Protest in Basra over sporadic electricity, lack of potable water leaves 1 dead
BAGHDAD -- At least one person was killed and three others were injured Saturday in the southern port city of Basra when police fired into a crowd of unruly protesters demanding electricity and potable water to help cope with the blistering summer heat, officials and witnesses said.
Frustration is running high across the country as Iraqis complain that they get only a few hours of electricity a day.
The protesters threw bricks and stones and tried to rush the provincial government building. The violence prompted Prime Minister Nouri al-Maliki to send a delegation to Basra, the hub of Iraq's oil wealth, to address the electricity problem. He said in a statement that electricity officials should be held accountable for the shortages.
More than three months after Iraq's national elections, Iraqi anger is growing as the political elite jockey for top jobs. Despite the convening of parliament this week, the formation of a government is weeks, if not months, away.
Many say officials care more about a seat of power than public services.
"What happened this morning is because of the fake promises by the government to improve the essential services," said Hameed al-Timimi, a protester and Basra resident. "This is not just a problem in Basra, it is all over Iraq."
According to the Brookings Institution, more electricity is being generated today in Iraq than before the U.S. invasion. But demand is nearly twice as high as supply. Most homes in the capital receive about four hours of electricity a day.
Iraq's newspapers carry political cartoons mocking the state of the infrastructure. In one, a family drenched in sweat waits in line for a turn to stand in front of a fan operated by a generator.
Iraqis typically pay about $200 a month for generator power that can run one or two appliances in their homes when the electricity is out. Iraqis have taken to unconventional means to beat the heat. Some sit in their cars with the air conditioning on or drench themselves in water before sleeping on cool tile floors.
The protesters in Basra marched with a coffin representing electricity affixed to a minivan. One man jumped onto the coffin and wept to show grief for the lack of services.
Local government officials said the police shooting was being investigated. Protesters said they would probably demonstrate again after the funeral for the man, Haider Salman, who was killed Saturday.
Also Saturday, sporadic violence continued in the capital.
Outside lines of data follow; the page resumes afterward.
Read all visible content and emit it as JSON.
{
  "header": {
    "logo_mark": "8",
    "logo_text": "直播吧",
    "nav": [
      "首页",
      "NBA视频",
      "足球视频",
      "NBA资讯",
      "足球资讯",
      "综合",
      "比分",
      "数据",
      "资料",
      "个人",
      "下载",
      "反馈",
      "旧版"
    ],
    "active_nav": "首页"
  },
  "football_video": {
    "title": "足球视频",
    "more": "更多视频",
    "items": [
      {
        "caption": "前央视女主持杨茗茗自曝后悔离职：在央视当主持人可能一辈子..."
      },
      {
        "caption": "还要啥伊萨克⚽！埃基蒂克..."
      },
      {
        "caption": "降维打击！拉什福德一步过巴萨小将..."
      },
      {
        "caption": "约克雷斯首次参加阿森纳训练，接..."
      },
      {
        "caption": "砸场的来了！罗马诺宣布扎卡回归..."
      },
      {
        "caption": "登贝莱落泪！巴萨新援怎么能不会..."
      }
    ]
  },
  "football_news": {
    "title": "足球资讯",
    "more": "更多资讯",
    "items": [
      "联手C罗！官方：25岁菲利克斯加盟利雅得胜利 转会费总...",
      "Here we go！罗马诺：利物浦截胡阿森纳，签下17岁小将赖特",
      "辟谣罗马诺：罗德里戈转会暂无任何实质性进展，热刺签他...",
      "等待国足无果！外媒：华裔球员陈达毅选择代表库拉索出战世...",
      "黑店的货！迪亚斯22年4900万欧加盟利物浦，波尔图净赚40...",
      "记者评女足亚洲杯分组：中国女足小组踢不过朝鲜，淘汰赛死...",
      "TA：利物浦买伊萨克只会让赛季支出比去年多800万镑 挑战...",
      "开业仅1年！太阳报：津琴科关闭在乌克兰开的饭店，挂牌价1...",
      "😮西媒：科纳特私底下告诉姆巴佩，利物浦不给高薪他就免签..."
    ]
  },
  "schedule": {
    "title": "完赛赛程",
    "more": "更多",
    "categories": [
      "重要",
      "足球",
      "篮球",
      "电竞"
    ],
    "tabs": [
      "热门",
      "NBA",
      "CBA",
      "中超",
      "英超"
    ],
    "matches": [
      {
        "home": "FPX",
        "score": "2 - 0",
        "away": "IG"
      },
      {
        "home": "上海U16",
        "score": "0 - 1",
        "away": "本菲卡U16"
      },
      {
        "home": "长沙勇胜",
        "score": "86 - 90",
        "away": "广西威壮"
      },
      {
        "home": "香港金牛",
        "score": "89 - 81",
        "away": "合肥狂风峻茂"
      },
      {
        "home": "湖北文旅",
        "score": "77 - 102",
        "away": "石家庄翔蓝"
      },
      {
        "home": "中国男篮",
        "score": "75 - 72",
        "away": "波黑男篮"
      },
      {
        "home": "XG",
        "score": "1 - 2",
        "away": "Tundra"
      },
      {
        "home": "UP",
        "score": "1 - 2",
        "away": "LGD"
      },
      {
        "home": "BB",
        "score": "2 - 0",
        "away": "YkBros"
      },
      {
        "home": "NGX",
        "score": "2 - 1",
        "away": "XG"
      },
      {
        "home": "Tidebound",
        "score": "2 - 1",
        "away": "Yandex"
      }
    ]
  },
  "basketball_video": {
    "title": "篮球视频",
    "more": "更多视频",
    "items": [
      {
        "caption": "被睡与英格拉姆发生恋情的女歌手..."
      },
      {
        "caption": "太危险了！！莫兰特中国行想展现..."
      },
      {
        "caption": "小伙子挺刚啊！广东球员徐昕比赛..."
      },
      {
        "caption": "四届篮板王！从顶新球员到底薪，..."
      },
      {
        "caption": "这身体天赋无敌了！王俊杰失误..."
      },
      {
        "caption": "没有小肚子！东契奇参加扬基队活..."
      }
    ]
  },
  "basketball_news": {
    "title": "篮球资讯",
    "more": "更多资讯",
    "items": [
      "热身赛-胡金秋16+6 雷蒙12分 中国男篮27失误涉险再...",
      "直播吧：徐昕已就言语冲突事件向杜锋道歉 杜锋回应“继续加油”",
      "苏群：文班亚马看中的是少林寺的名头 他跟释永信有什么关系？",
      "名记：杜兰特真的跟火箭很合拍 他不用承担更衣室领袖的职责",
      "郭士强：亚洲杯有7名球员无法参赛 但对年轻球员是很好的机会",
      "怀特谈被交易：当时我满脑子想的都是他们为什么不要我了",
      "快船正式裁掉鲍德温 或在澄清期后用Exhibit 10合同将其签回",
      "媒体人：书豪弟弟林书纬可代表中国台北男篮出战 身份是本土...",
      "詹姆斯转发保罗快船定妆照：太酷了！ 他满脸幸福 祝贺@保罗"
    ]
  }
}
Three roadside bombs killed two people and wounded 14, including four policemen. A rocket attack killed one person, and five women were found dead in their home.